Even prior to COVID-19, it was evident that the education sector was careening in high-speed towards digitalisation. In the recent past, e-learning and other distance learning platforms have gained immense popularity in Australia and other parts of the world.
According to the Australian Bureau of Statistics, 79% of children aged 5-14 years use the internet, mostly for education, and just over 86% of them access it from school. This is a significant increase in e-learning resources across this age group, alone.
With these opportunities, however, come certain challenges. Cybersecurity is one area that has become fraught with complications the more we migrate to digital spaces. This is especially the case when it comes to education systems. Today, the wealth of patented resources, research and personal user information are lucrative incentives for determined cybercriminals.
In this era of hyper-digitalisation, then, what are the challenges education service providers and users are facing?
The dearth of privacy in the age of e-learning
For many, one of the biggest drawbacks of e-learning is the pool of user data that is collected, stored, and used by educational institutions.

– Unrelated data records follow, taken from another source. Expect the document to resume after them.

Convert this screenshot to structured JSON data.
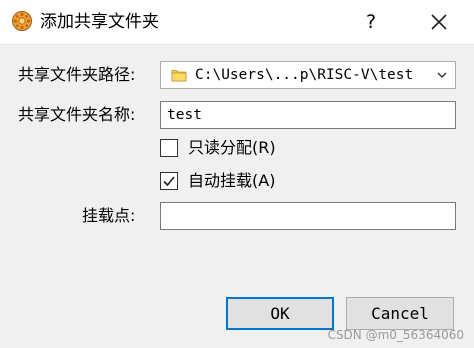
{
  "dialog": {
    "title": "添加共享文件夹",
    "help_label": "?",
    "icon": "virtualbox-app-icon"
  },
  "form": {
    "folder_path_label": "共享文件夹路径:",
    "folder_path_value": "C:\\Users\\...p\\RISC-V\\test",
    "folder_name_label": "共享文件夹名称:",
    "folder_name_value": "test",
    "read_only_label": "只读分配(R)",
    "read_only_checked": false,
    "auto_mount_label": "自动挂载(A)",
    "auto_mount_checked": true,
    "mount_point_label": "挂载点:",
    "mount_point_value": ""
  },
  "buttons": {
    "ok_label": "OK",
    "cancel_label": "Cancel"
  },
  "watermark": "CSDN @m0_56364060",
  "colors": {
    "focus_border": "#0078d7",
    "dialog_bg": "#f0f0f0"
  }
}
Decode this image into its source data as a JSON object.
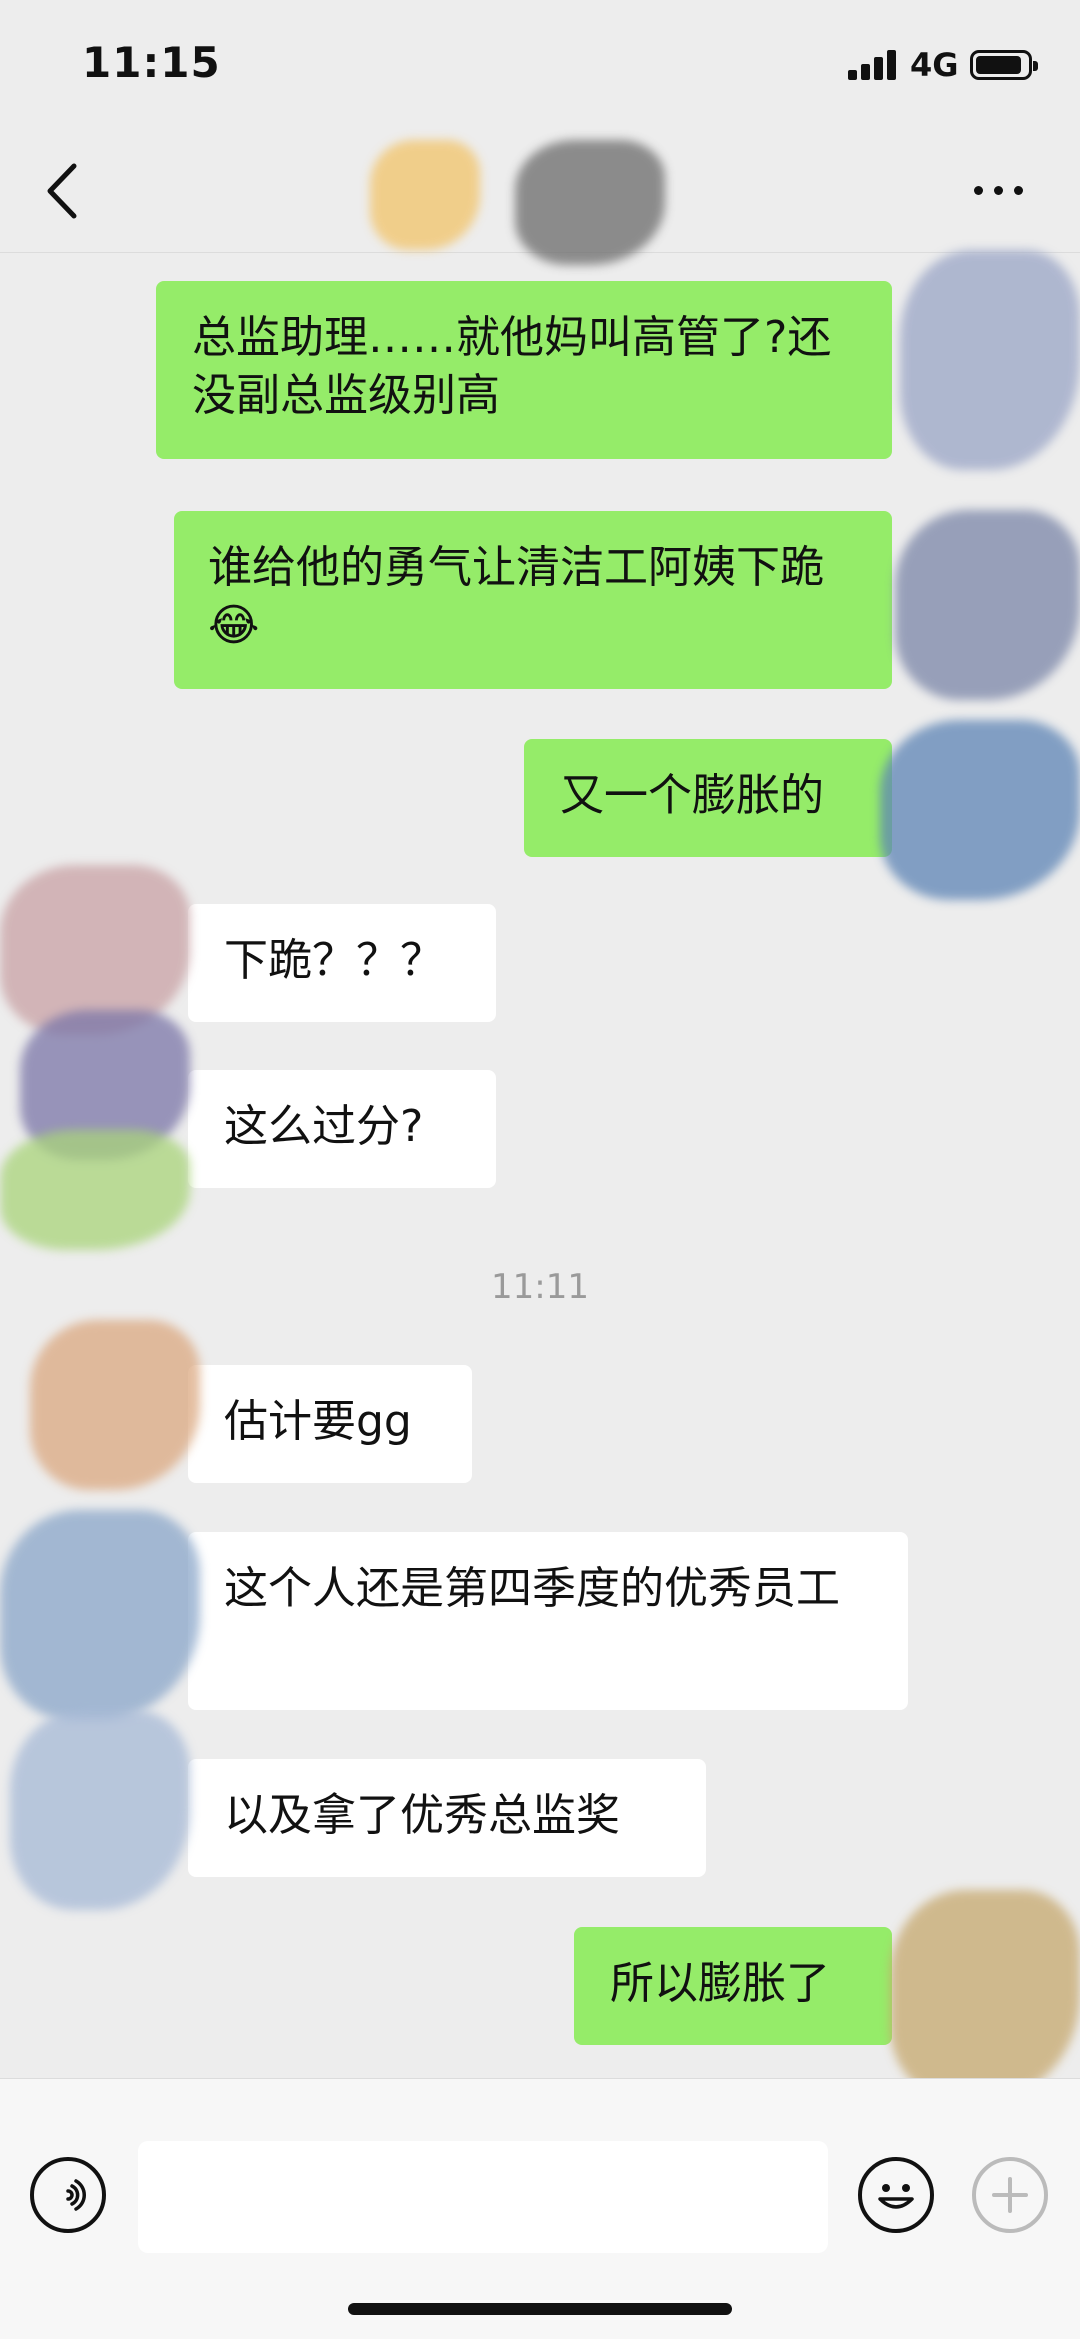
{
  "status_bar": {
    "time": "11:15",
    "network": "4G"
  },
  "nav": {
    "back_icon": "chevron-left-icon",
    "more_icon": "more-horizontal-icon"
  },
  "messages": [
    {
      "side": "sent",
      "text": "总监助理……就他妈叫高管了?还没副总监级别高"
    },
    {
      "side": "sent",
      "text": "谁给他的勇气让清洁工阿姨下跪😂"
    },
    {
      "side": "sent",
      "text": "又一个膨胀的"
    },
    {
      "side": "received",
      "text": "下跪？？？"
    },
    {
      "side": "received",
      "text": "这么过分?"
    },
    {
      "side": "received",
      "text": "估计要gg"
    },
    {
      "side": "received",
      "text": "这个人还是第四季度的优秀员工"
    },
    {
      "side": "received",
      "text": "以及拿了优秀总监奖"
    },
    {
      "side": "sent",
      "text": "所以膨胀了"
    }
  ],
  "timestamp": "11:11",
  "input_bar": {
    "voice_icon": "voice-icon",
    "input_value": "",
    "emoji_icon": "emoji-icon",
    "plus_icon": "plus-icon"
  },
  "colors": {
    "sent_bubble": "#95ec69",
    "received_bubble": "#ffffff",
    "background": "#ededed"
  }
}
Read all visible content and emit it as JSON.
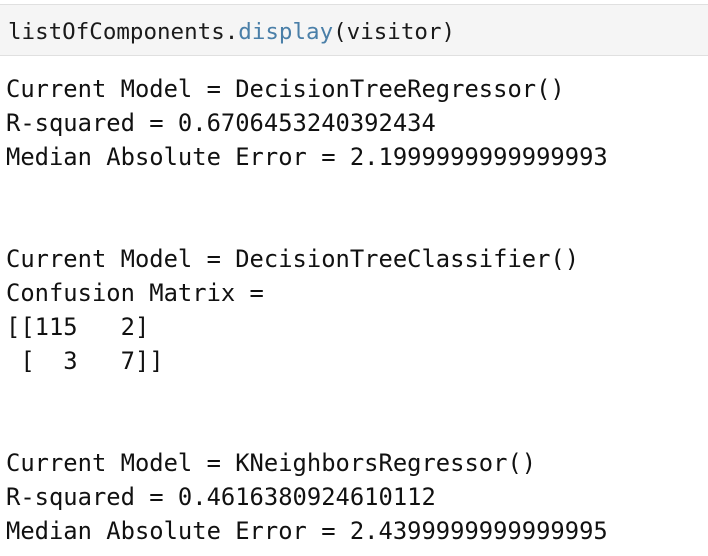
{
  "input_cell": {
    "object": "listOfComponents",
    "dot": ".",
    "method": "display",
    "args": "(visitor)"
  },
  "output_lines": [
    "Current Model = DecisionTreeRegressor()",
    "R-squared = 0.6706453240392434",
    "Median Absolute Error = 2.1999999999999993",
    "",
    "",
    "Current Model = DecisionTreeClassifier()",
    "Confusion Matrix =",
    "[[115   2]",
    " [  3   7]]",
    "",
    "",
    "Current Model = KNeighborsRegressor()",
    "R-squared = 0.4616380924610112",
    "Median Absolute Error = 2.4399999999999995"
  ],
  "colors": {
    "method_token": "#4a7fa8",
    "cell_background": "#f5f5f5"
  }
}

In this era of data sharing, these practices can make e-learning systems a major security target.
By educating users on how their information is being used and tracked, it’s much easier to lay down security policies that will be followed. These measures end up creating a more cyber-aware culture where users understand how their data is being used and know what to do to prevent information security risks.
This level of transparency can inspire greater user confidence and their willingness to use e-learning platforms. It provides students with a sense of accountability over their data, helping them follow through on best practices.
Information security management for security teams
Beyond just user interactions with their data, security teams at education institutions bear the brunt of information security management. This responsibility is tested with a spate of cyber attacks that are common in this sector including:
- Software vulnerabilities, attacks, failures and errors
- Human errors
- Spear phishing and other forms of data theft
- Hardware failures
- Intellectual property violations
- Confidentiality attacks
- Authorisation attacks
- Integrity attacks
While these are just general categories, actual threats span a vast area of internal vulnerabilities and external risks.
To meet these challenges, security teams need to commit to a full-blown e-learning security strategy. This needs to incorporate various elements like awareness training, firewalls and anti-virus software, cryptography, penetration testing, and digital rights management, for instance.
When armed with these tools, services, and strategies, it’s easier for security teams to manage their information security risks. Here, while best practices are useful, there’s no one-size-fits-all strategy. E-learning institutes generally use various systems, software, policies, and website platforms, which determine the specific vulnerabilities and risks they encounter.
Making cybersecurity a cornerstone of e-learning
Another challenge educational institutions may grapple with in this shift to digital e-learning is prioritising cybersecurity—especially among smaller organisations.
Here, allocating resources, time and even the energy to understand which cybersecurity policies, tools, and strategies work best can be a major drain. Moreover, certain organisations may not even have the know-how to implement the required defensive capabilities.
In these scenarios, seeking the support of security service providers can be invaluable. Many service providers today cater to smaller organisations and provide security services and support with an affordable price tag. This includes round-the-clock security monitoring, penetration testing, and security awareness training, among other key solutions.
Stay ahead of the cybersecurity challenges associated with the digitalisation of education
With the digitalisation of education, organisations need to be prepared to meet a new set of cybersecurity challenges that may seem unfamiliar. The key, here, is to not ignore these risks but take action; even if it means turning to experts for support.
By bolstering your e-learning cybersecurity and making sure you’re committing to powerful information security, educational success is easier to come by. Give your users the confidence and peace of mind they need to access and engage with your e-learning resources.